On my last visit there when I was boatswain, about 1960, we ended the day by bowling a game of duckpins in an open air pavilion. Duckpins are like ten pins only much smaller, and the balls weigh only three pounds. The game was invented to be played on smaller alleys than ten pin alleys, that bar owners in Baltimore and Washington had installed.
At the end of the game, you rolled a quarter down the gutter to pay the pin boys for their service. Unfortunately, we had spent our last money to play the game and had nothing left to pay them. We shrugged our apologies and began to run when we saw that they weren't in a forgiving mood.
We grabbed the stern lines and cast off as soon as we jumped aboard the Gig. Two boys on the foredeck began hauling in on the anchor line as I started the engine, and the pin boys gave us a hearty farewell by heaving loose boards from the dock at us.
Those who could not afford the price of a ticket on the steamship rode the trolley from Baltimore to Pleasure Island where a less elegant amusement park waited. The trollies sped along Sparrows Point where the British had marched to attack the city while their ships bombarded Fort McHenry. They rolled past the Bethlehem Steel Works and Sparrows Point Ship Yards, crossed a narrow wooden trestle bridge and discharged their passengers on the island.

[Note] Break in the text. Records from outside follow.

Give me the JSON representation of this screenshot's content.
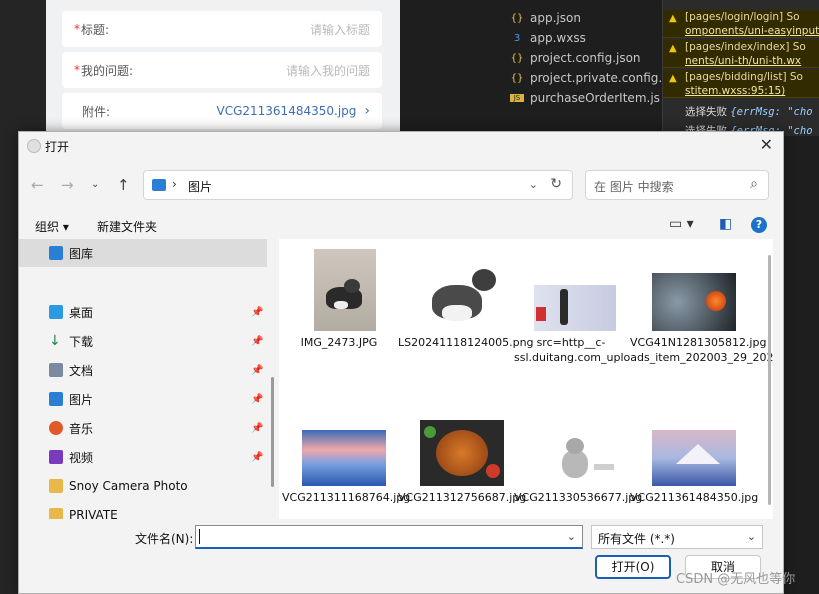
{
  "background_form": {
    "title_label": "标题:",
    "title_placeholder": "请输入标题",
    "question_label": "我的问题:",
    "question_placeholder": "请输入我的问题",
    "attachment_label": "附件:",
    "attachment_value": "VCG211361484350.jpg"
  },
  "background_files": [
    {
      "name": "app.json",
      "icon": "{}"
    },
    {
      "name": "app.wxss",
      "icon": "css"
    },
    {
      "name": "project.config.json",
      "icon": "{}"
    },
    {
      "name": "project.private.config.js...",
      "icon": "{}"
    },
    {
      "name": "purchaseOrderItem.js",
      "icon": "js"
    }
  ],
  "console": {
    "warnings": [
      {
        "prefix": "[pages/login/login] So",
        "link": "omponents/uni-easyinput"
      },
      {
        "prefix": "[pages/index/index] So",
        "link": "nents/uni-th/uni-th.wx"
      },
      {
        "prefix": "[pages/bidding/list] So",
        "link": "stitem.wxss:95:15)"
      }
    ],
    "lines": [
      {
        "label": "选择失败",
        "code": "{errMsg: \"cho"
      },
      {
        "label": "选择失败",
        "code": "{errMsg: \"cho"
      }
    ]
  },
  "dialog": {
    "title": "打开",
    "address": {
      "location": "图片"
    },
    "search_placeholder": "在 图片 中搜索",
    "toolbar": {
      "organize": "组织 ▾",
      "new_folder": "新建文件夹"
    },
    "nav": {
      "gallery": "图库",
      "items": [
        {
          "label": "桌面",
          "color": "#2a9be0"
        },
        {
          "label": "下载",
          "color": "#1a8a4a"
        },
        {
          "label": "文档",
          "color": "#7a8aa0"
        },
        {
          "label": "图片",
          "color": "#2a7fd4"
        },
        {
          "label": "音乐",
          "color": "#e05a2a"
        },
        {
          "label": "视频",
          "color": "#7a3ac0"
        },
        {
          "label": "Snoy Camera Photo",
          "color": "#e8b84a"
        },
        {
          "label": "PRIVATE",
          "color": "#e8b84a"
        }
      ]
    },
    "files": [
      {
        "name": "IMG_2473.JPG"
      },
      {
        "name": "LS20241118124005.png"
      },
      {
        "name": "src=http__c-ssl.duitang.com_uploads_item_202003_29_2020..."
      },
      {
        "name": "VCG41N1281305812.jpg"
      },
      {
        "name": "VCG211311168764.jpg"
      },
      {
        "name": "VCG211312756687.jpg"
      },
      {
        "name": "VCG211330536677.jpg"
      },
      {
        "name": "VCG211361484350.jpg"
      }
    ],
    "file_name_label": "文件名(N):",
    "file_name_value": "",
    "file_type": "所有文件 (*.*)",
    "open_button": "打开(O)",
    "cancel_button": "取消"
  },
  "watermark": "CSDN @无风也等你"
}
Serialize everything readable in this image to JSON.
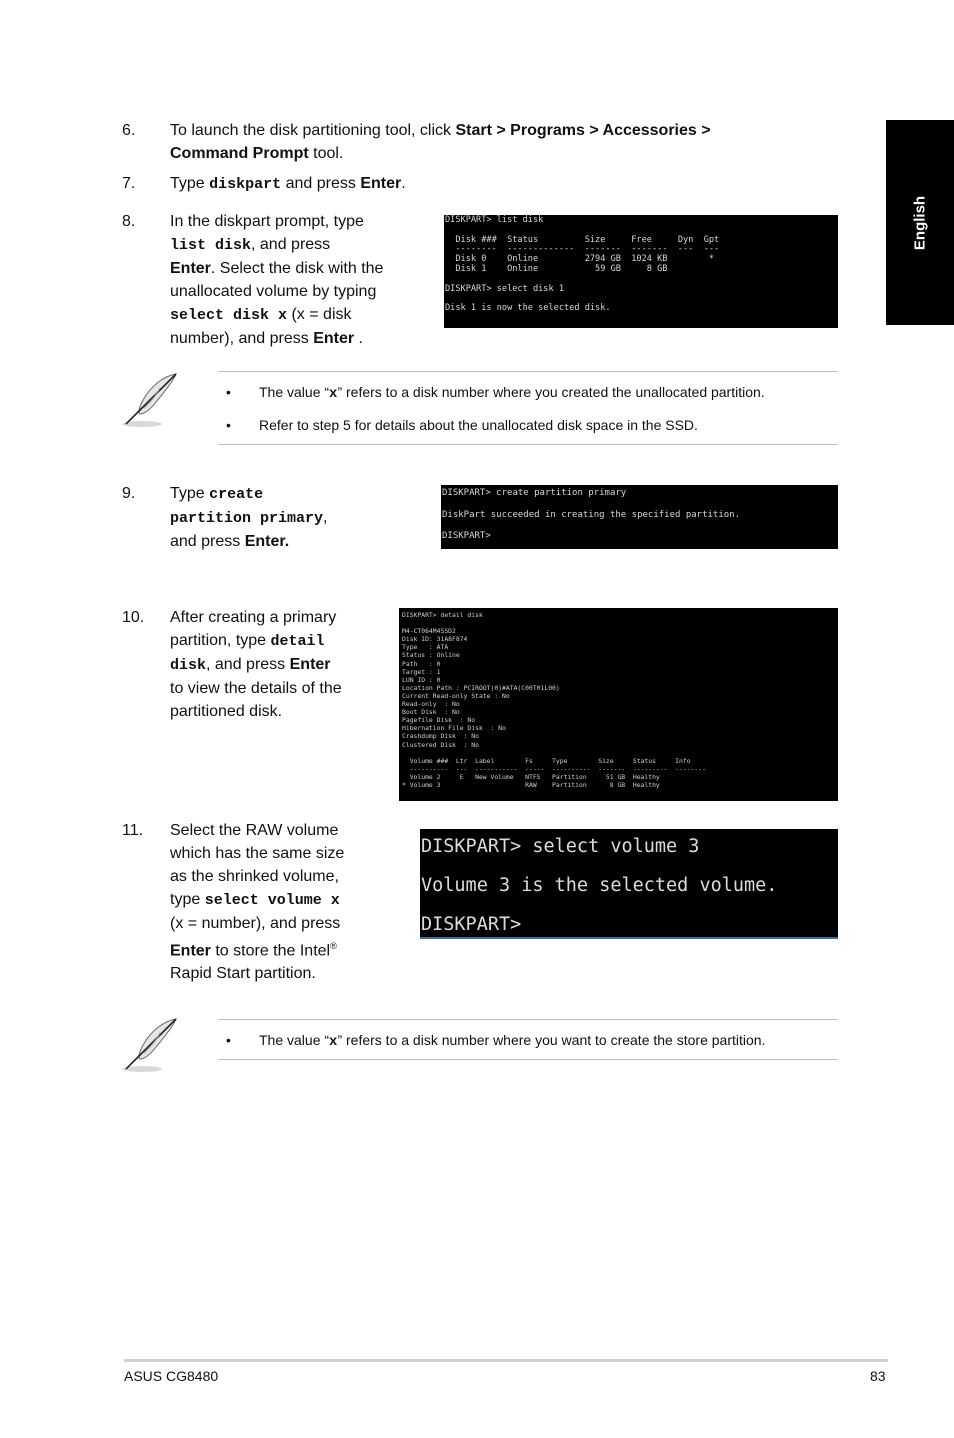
{
  "side_tab": {
    "label": "English"
  },
  "steps": {
    "s6": {
      "num": "6.",
      "t1": "To launch the disk partitioning tool, click ",
      "b1": "Start > Programs > Accessories >",
      "b2": "Command Prompt",
      "t2": " tool."
    },
    "s7": {
      "num": "7.",
      "t1": "Type ",
      "code": "diskpart",
      "t2": " and press ",
      "b1": "Enter",
      "t3": "."
    },
    "s8": {
      "num": "8.",
      "t1": "In the diskpart prompt, type",
      "code1": "list disk",
      "t2": ", and press",
      "b1": "Enter",
      "t3": ". Select the disk with the",
      "t4": "unallocated volume by typing",
      "code2": "select disk x",
      "t5": " (x = disk",
      "t6": "number), and press ",
      "b2": "Enter",
      "t7": " ."
    },
    "s9": {
      "num": "9.",
      "t1": "Type ",
      "code1": "create",
      "code2": "partition primary",
      "t2": ",",
      "t3": "and press ",
      "b1": "Enter."
    },
    "s10": {
      "num": "10.",
      "t1": "After creating a primary",
      "t2": "partition, type ",
      "code1": "detail",
      "code2": "disk",
      "t3": ", and press ",
      "b1": "Enter",
      "t4": "to view the details of the",
      "t5": "partitioned disk."
    },
    "s11": {
      "num": "11.",
      "t1": "Select the RAW volume",
      "t2": "which has the same size",
      "t3": "as the shrinked volume,",
      "t4": "type ",
      "code1": "select volume x",
      "t5": "(x = number), and press",
      "b1": "Enter",
      "t6": " to store the Intel",
      "reg": "®",
      "t7": "Rapid Start partition."
    }
  },
  "terminals": {
    "list_disk": [
      "DISKPART> list disk",
      "",
      "  Disk ###  Status         Size     Free     Dyn  Gpt",
      "  --------  -------------  -------  -------  ---  ---",
      "  Disk 0    Online         2794 GB  1024 KB        *",
      "  Disk 1    Online           59 GB     8 GB",
      "",
      "DISKPART> select disk 1",
      "",
      "Disk 1 is now the selected disk."
    ],
    "create_partition": [
      "DISKPART> create partition primary",
      "",
      "DiskPart succeeded in creating the specified partition.",
      "",
      "DISKPART>"
    ],
    "detail_disk": [
      "DISKPART> detail disk",
      "",
      "M4-CT064M4SSD2",
      "Disk ID: 31A8F874",
      "Type   : ATA",
      "Status : Online",
      "Path   : 0",
      "Target : 1",
      "LUN ID : 0",
      "Location Path : PCIROOT(0)#ATA(C00T01L00)",
      "Current Read-only State : No",
      "Read-only  : No",
      "Boot Disk  : No",
      "Pagefile Disk  : No",
      "Hibernation File Disk  : No",
      "Crashdump Disk  : No",
      "Clustered Disk  : No",
      "",
      "  Volume ###  Ltr  Label        Fs     Type        Size     Status     Info",
      "  ----------  ---  -----------  -----  ----------  -------  ---------  --------",
      "  Volume 2     E   New Volume   NTFS   Partition     51 GB  Healthy",
      "* Volume 3                      RAW    Partition      8 GB  Healthy"
    ],
    "select_volume": [
      "DISKPART> select volume 3",
      "",
      "Volume 3 is the selected volume.",
      "",
      "DISKPART>"
    ]
  },
  "notes": {
    "note1": {
      "items": [
        {
          "bullet": "•",
          "pre": "The value “",
          "x": "x",
          "post": "” refers to a disk number where you created the unallocated partition."
        },
        {
          "bullet": "•",
          "text": "Refer to step 5 for details about the unallocated disk space in the SSD."
        }
      ]
    },
    "note2": {
      "items": [
        {
          "bullet": "•",
          "pre": "The value “",
          "x": "x",
          "post": "” refers to a disk number where you want to create the store partition."
        }
      ]
    },
    "icon": "feather-note-icon"
  },
  "footer": {
    "product": "ASUS CG8480",
    "page": "83"
  }
}
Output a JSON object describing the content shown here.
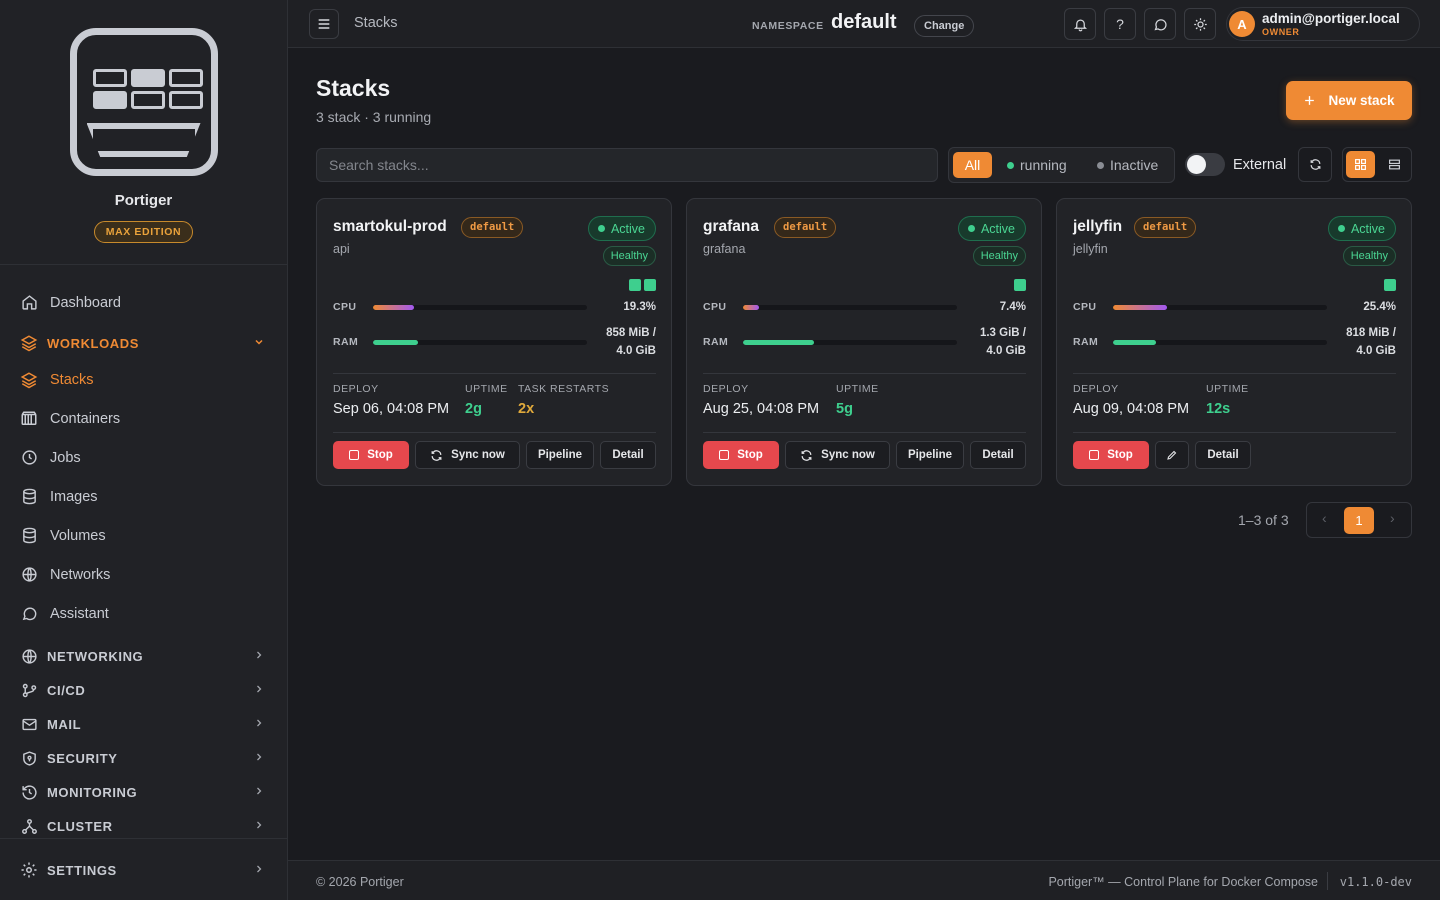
{
  "sidebar": {
    "brand_name": "Portiger",
    "edition": "MAX EDITION",
    "items_top": [
      {
        "label": "Dashboard",
        "icon": "home-icon"
      }
    ],
    "workloads_label": "WORKLOADS",
    "workloads_items": [
      {
        "label": "Stacks",
        "icon": "layers-icon",
        "active": true
      },
      {
        "label": "Containers",
        "icon": "container-icon"
      },
      {
        "label": "Jobs",
        "icon": "clock-icon"
      },
      {
        "label": "Images",
        "icon": "database-icon"
      },
      {
        "label": "Volumes",
        "icon": "database-icon"
      },
      {
        "label": "Networks",
        "icon": "globe-icon"
      },
      {
        "label": "Assistant",
        "icon": "chat-icon"
      }
    ],
    "groups": [
      {
        "label": "NETWORKING",
        "icon": "globe-icon"
      },
      {
        "label": "CI/CD",
        "icon": "git-icon"
      },
      {
        "label": "MAIL",
        "icon": "mail-icon"
      },
      {
        "label": "SECURITY",
        "icon": "shield-icon"
      },
      {
        "label": "MONITORING",
        "icon": "history-icon"
      },
      {
        "label": "CLUSTER",
        "icon": "cluster-icon"
      }
    ],
    "settings_label": "SETTINGS"
  },
  "topbar": {
    "breadcrumb": "Stacks",
    "namespace_label": "NAMESPACE",
    "namespace_value": "default",
    "namespace_change": "Change",
    "help_glyph": "?",
    "user_initial": "A",
    "user_email": "admin@portiger.local",
    "user_role": "OWNER"
  },
  "main": {
    "title": "Stacks",
    "subtitle": "3 stack · 3 running",
    "new_stack_label": "New stack",
    "search_placeholder": "Search stacks...",
    "filters": {
      "all": "All",
      "running": "running",
      "inactive": "Inactive"
    },
    "external_label": "External"
  },
  "labels": {
    "cpu": "CPU",
    "ram": "RAM",
    "deploy": "DEPLOY",
    "uptime": "UPTIME",
    "task_restarts": "TASK RESTARTS",
    "stop": "Stop",
    "sync": "Sync now",
    "pipeline": "Pipeline",
    "detail": "Detail"
  },
  "stacks": [
    {
      "name": "smartokul-prod",
      "namespace": "default",
      "service": "api",
      "status": "Active",
      "health": "Healthy",
      "tasks": 2,
      "cpu": "19.3%",
      "cpu_pct": 19.3,
      "ram_line1": "858 MiB /",
      "ram_line2": "4.0 GiB",
      "ram_pct": 21,
      "deploy": "Sep 06, 04:08 PM",
      "uptime": "2g",
      "restarts": "2x"
    },
    {
      "name": "grafana",
      "namespace": "default",
      "service": "grafana",
      "status": "Active",
      "health": "Healthy",
      "tasks": 1,
      "cpu": "7.4%",
      "cpu_pct": 7.4,
      "ram_line1": "1.3 GiB /",
      "ram_line2": "4.0 GiB",
      "ram_pct": 33,
      "deploy": "Aug 25, 04:08 PM",
      "uptime": "5g"
    },
    {
      "name": "jellyfin",
      "namespace": "default",
      "service": "jellyfin",
      "status": "Active",
      "health": "Healthy",
      "tasks": 1,
      "cpu": "25.4%",
      "cpu_pct": 25.4,
      "ram_line1": "818 MiB /",
      "ram_line2": "4.0 GiB",
      "ram_pct": 20,
      "deploy": "Aug 09, 04:08 PM",
      "uptime": "12s"
    }
  ],
  "pagination": {
    "range": "1–3 of 3",
    "current": "1",
    "prev": "‹",
    "next": "›"
  },
  "footer": {
    "copyright": "© 2026 Portiger",
    "tagline": "Portiger™ — Control Plane for Docker Compose",
    "version": "v1.1.0-dev"
  },
  "colors": {
    "accent": "#ef8a34",
    "success": "#3ecf8e",
    "danger": "#e5484d"
  }
}
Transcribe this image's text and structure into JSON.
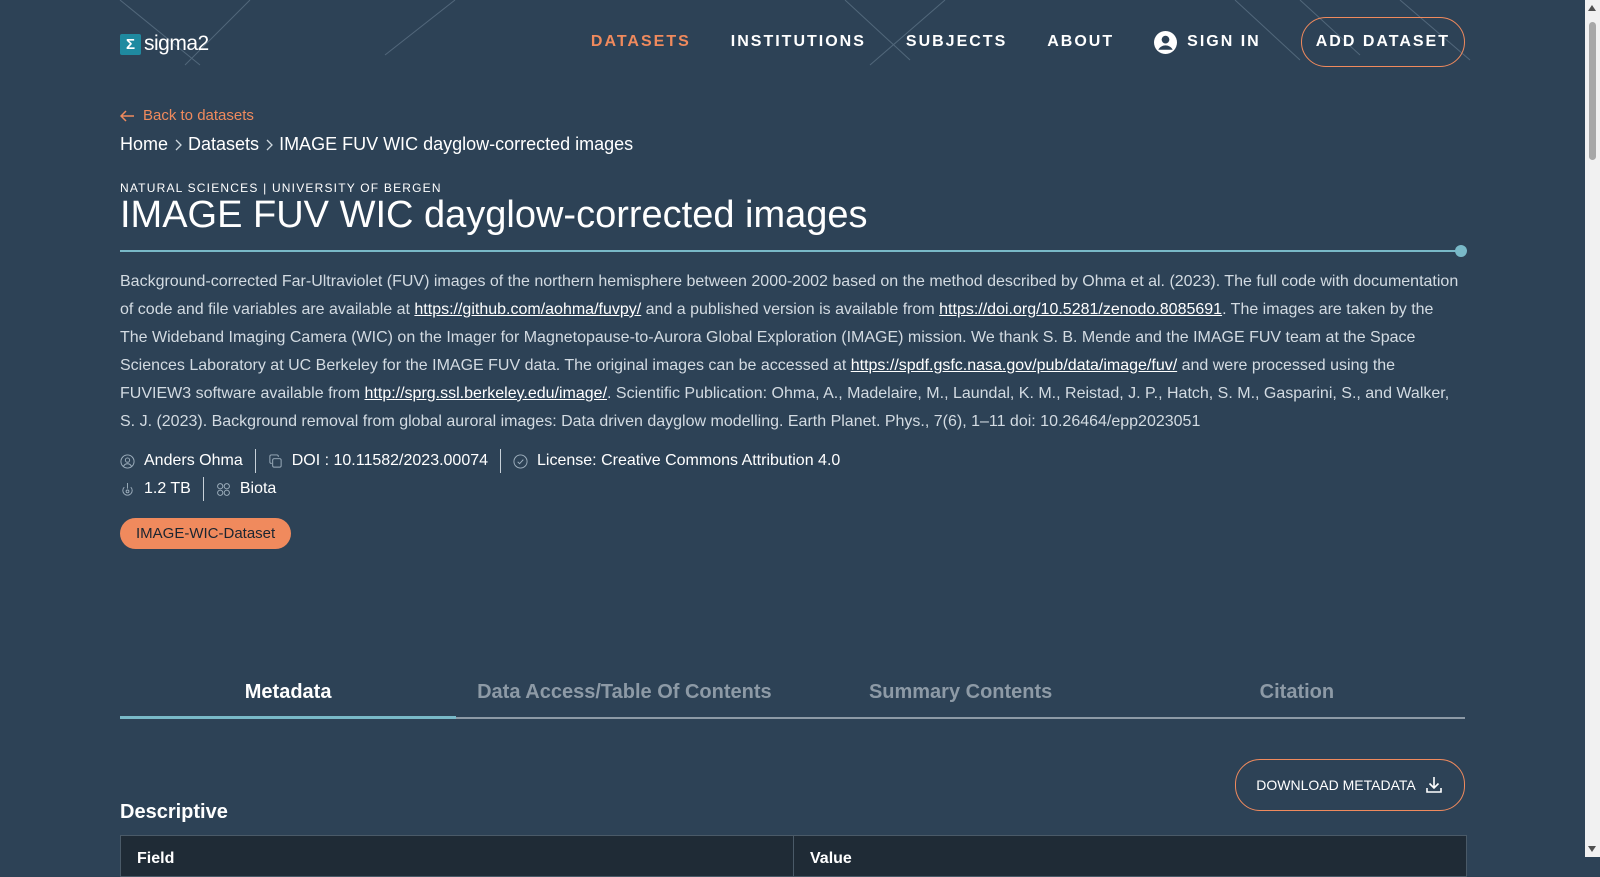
{
  "logo": {
    "mark": "Σ",
    "text": "sigma2"
  },
  "nav": {
    "datasets": "DATASETS",
    "institutions": "INSTITUTIONS",
    "subjects": "SUBJECTS",
    "about": "ABOUT",
    "sign_in": "SIGN IN",
    "add_dataset": "ADD DATASET"
  },
  "back_link": "Back to datasets",
  "breadcrumb": {
    "home": "Home",
    "datasets": "Datasets",
    "current": "IMAGE FUV WIC dayglow-corrected images"
  },
  "dataset": {
    "kicker": "NATURAL SCIENCES | UNIVERSITY OF BERGEN",
    "title": "IMAGE FUV WIC dayglow-corrected images",
    "desc": {
      "p1": "Background-corrected Far-Ultraviolet (FUV) images of the northern hemisphere between 2000-2002 based on the method described by Ohma et al. (2023). The full code with documentation of code and file variables are available at ",
      "link1": "https://github.com/aohma/fuvpy/",
      "p2": " and a published version is available from ",
      "link2": "https://doi.org/10.5281/zenodo.8085691",
      "p3": ". The images are taken by the The Wideband Imaging Camera (WIC) on the Imager for Magnetopause-to-Aurora Global Exploration (IMAGE) mission. We thank S. B. Mende and the IMAGE FUV team at the Space Sciences Laboratory at UC Berkeley for the IMAGE FUV data. The original images can be accessed at ",
      "link3": "https://spdf.gsfc.nasa.gov/pub/data/image/fuv/",
      "p4": " and were processed using the FUVIEW3 software available from ",
      "link4": "http://sprg.ssl.berkeley.edu/image/",
      "p5": ". Scientific Publication: Ohma, A., Madelaire, M., Laundal, K. M., Reistad, J. P., Hatch, S. M., Gasparini, S., and Walker, S. J. (2023). Background removal from global auroral images: Data driven dayglow modelling. Earth Planet. Phys., 7(6), 1–11 doi: 10.26464/epp2023051"
    },
    "author": "Anders Ohma",
    "doi": "DOI : 10.11582/2023.00074",
    "license": "License: Creative Commons Attribution 4.0",
    "size": "1.2 TB",
    "category": "Biota",
    "tag": "IMAGE-WIC-Dataset"
  },
  "tabs": {
    "metadata": "Metadata",
    "data_access": "Data Access/Table Of Contents",
    "summary": "Summary Contents",
    "citation": "Citation"
  },
  "download_metadata": "DOWNLOAD METADATA",
  "section_descriptive": "Descriptive",
  "table": {
    "col_field": "Field",
    "col_value": "Value"
  },
  "colors": {
    "background": "#2d4256",
    "accent": "#f08a5d",
    "rule": "#79b9c8"
  }
}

The amusement park was closed and abandoned in 1960 after storms washed away the bridge and damaged the park beyond repair. I passed the island many times but we never stopped. After 1960, there was no reason.